DIRECTIONS FOR THIS TASK — Search the material for the word "badge" and copy every line in which it occurs.

[ENTRIES SUPPLIED Boundary: Start]

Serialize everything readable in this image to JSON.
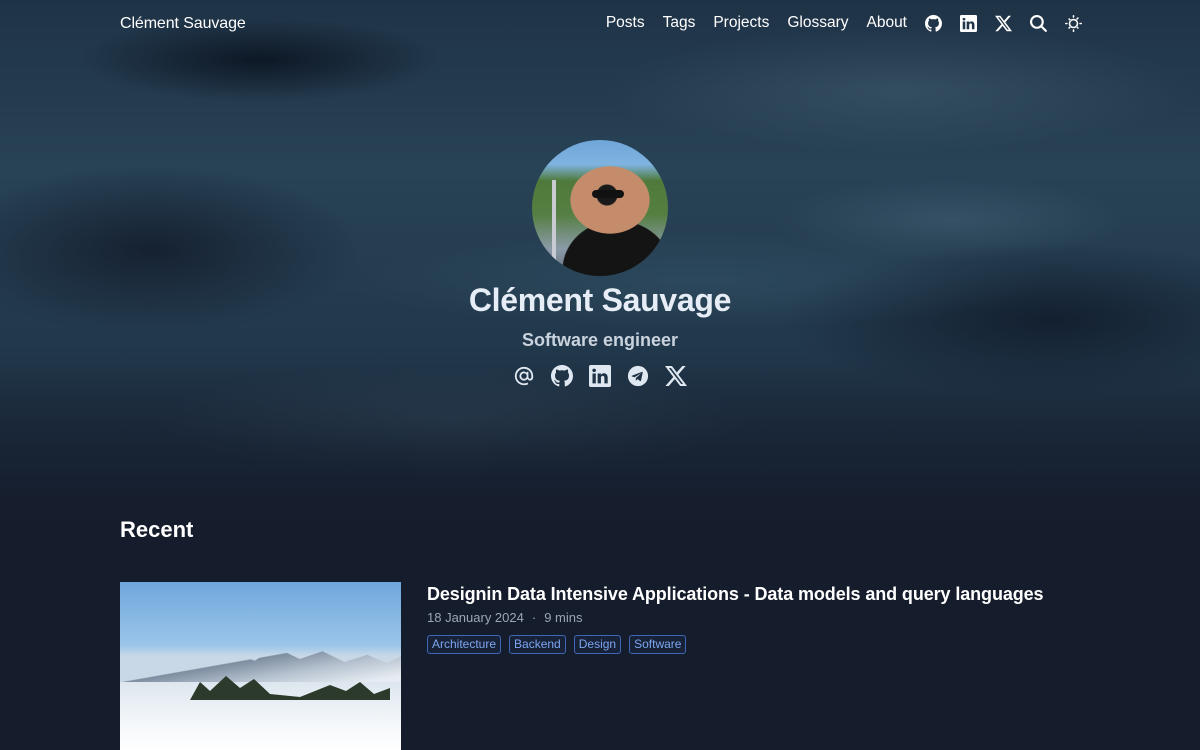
{
  "header": {
    "brand": "Clément Sauvage",
    "nav": [
      "Posts",
      "Tags",
      "Projects",
      "Glossary",
      "About"
    ],
    "icons": [
      "github-icon",
      "linkedin-icon",
      "x-icon",
      "search-icon",
      "theme-toggle-icon"
    ]
  },
  "profile": {
    "name": "Clément Sauvage",
    "role": "Software engineer",
    "socials": [
      "email-icon",
      "github-icon",
      "linkedin-icon",
      "telegram-icon",
      "x-icon"
    ]
  },
  "recent": {
    "title": "Recent",
    "posts": [
      {
        "title": "Designin Data Intensive Applications - Data models and query languages",
        "date": "18 January 2024",
        "separator": "·",
        "read_time": "9 mins",
        "tags": [
          "Architecture",
          "Backend",
          "Design",
          "Software"
        ]
      }
    ]
  },
  "colors": {
    "background": "#151c2b",
    "tag_text": "#7ea6f0",
    "tag_border": "#3e67b8"
  }
}
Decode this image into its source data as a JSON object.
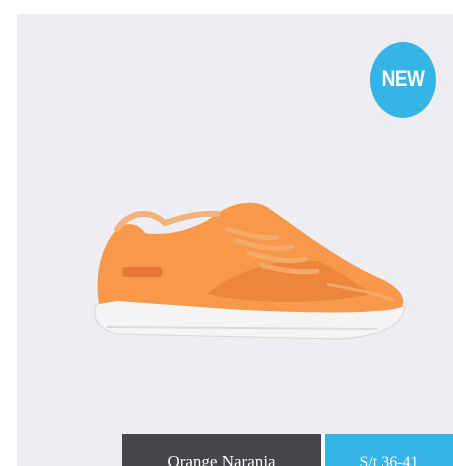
{
  "product": {
    "badge": "NEW",
    "image_icon": "shoe-sneaker-icon",
    "color_name": "Orange Naranja",
    "sizes": "S/t 36-41"
  },
  "colors": {
    "card_bg": "#eeedf1",
    "badge": "#35b4e6",
    "color_bar": "#464549",
    "size_bar": "#35b4e6",
    "shoe_upper": "#f7984a",
    "sole": "#f4f4f2"
  }
}
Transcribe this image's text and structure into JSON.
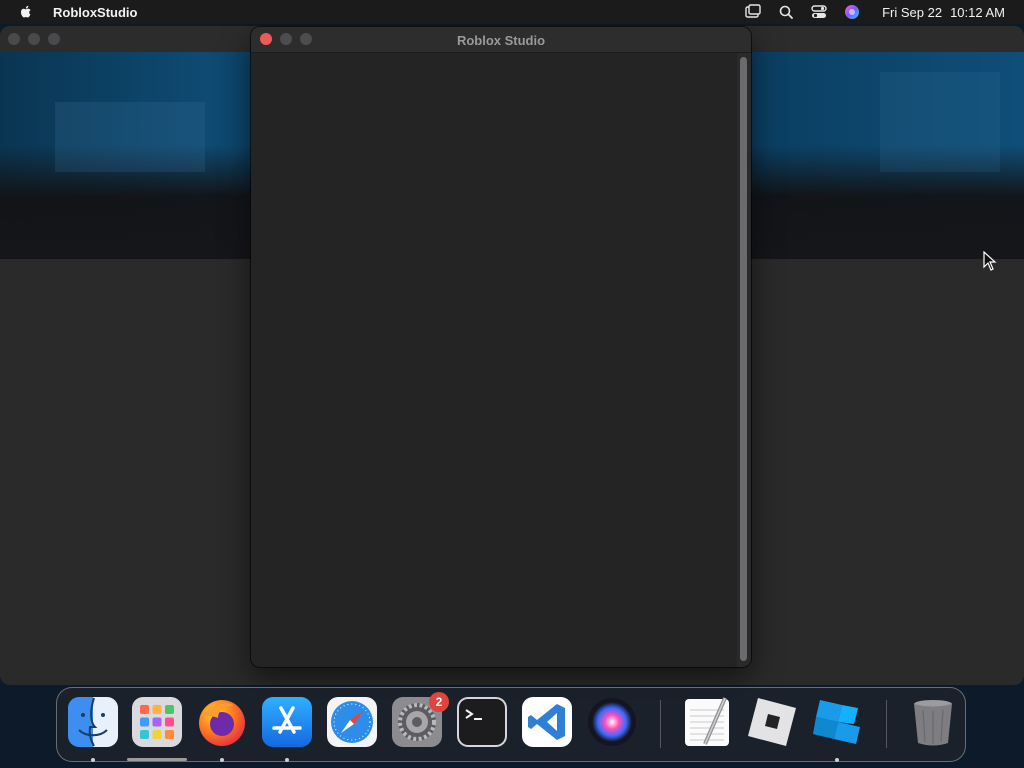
{
  "menubar": {
    "app_name": "RobloxStudio",
    "icons": [
      "apple-icon",
      "screen-mirroring-icon",
      "spotlight-search-icon",
      "control-center-icon",
      "siri-icon"
    ],
    "clock": {
      "date": "Fri Sep 22",
      "time": "10:12 AM"
    }
  },
  "main_window": {
    "title": "Roblox Studio"
  },
  "dock": {
    "apps": [
      {
        "name": "Finder",
        "icon": "finder-icon",
        "running": true
      },
      {
        "name": "Launchpad",
        "icon": "launchpad-icon",
        "running": false
      },
      {
        "name": "Firefox",
        "icon": "firefox-icon",
        "running": true
      },
      {
        "name": "App Store",
        "icon": "app-store-icon",
        "running": true
      },
      {
        "name": "Safari",
        "icon": "safari-icon",
        "running": false
      },
      {
        "name": "System Settings",
        "icon": "system-settings-icon",
        "running": false,
        "badge": "2"
      },
      {
        "name": "Terminal",
        "icon": "terminal-icon",
        "running": false
      },
      {
        "name": "Visual Studio Code",
        "icon": "vscode-icon",
        "running": false
      },
      {
        "name": "Siri",
        "icon": "siri-icon",
        "running": false
      },
      {
        "name": "TextEdit",
        "icon": "textedit-icon",
        "running": false
      },
      {
        "name": "Roblox Player",
        "icon": "roblox-icon",
        "running": false
      },
      {
        "name": "Roblox Studio",
        "icon": "roblox-studio-icon",
        "running": true
      },
      {
        "name": "Trash",
        "icon": "trash-icon",
        "running": false
      }
    ],
    "colors": {
      "finder": "#3d8ef0",
      "firefox": "#ff7b1c",
      "app_store": "#1a8cf2",
      "safari": "#2e8de8",
      "vscode": "#2f7fd6",
      "roblox_studio": "#1a9bea",
      "badge": "#e0443b"
    }
  }
}
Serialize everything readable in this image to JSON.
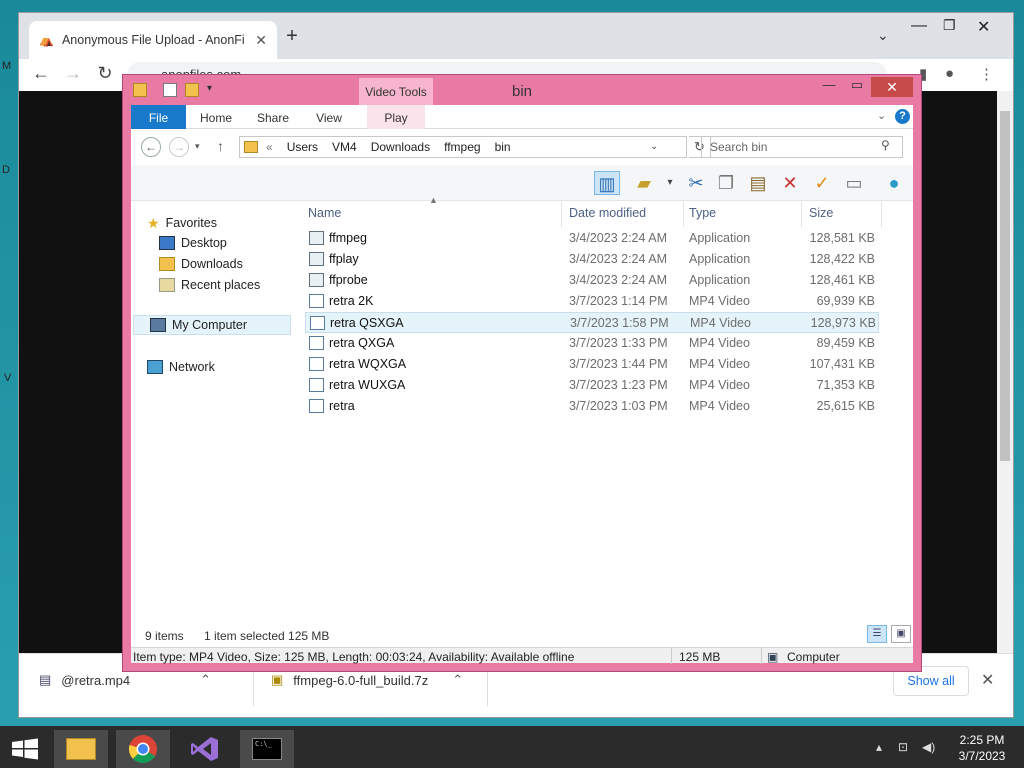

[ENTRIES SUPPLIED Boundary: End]

SOLUTION TO THE EXERCISE —
    "badge": "NEW",
    "badge": "#35b4e6",
        "badge": "2"
      "badge": "#e0443b"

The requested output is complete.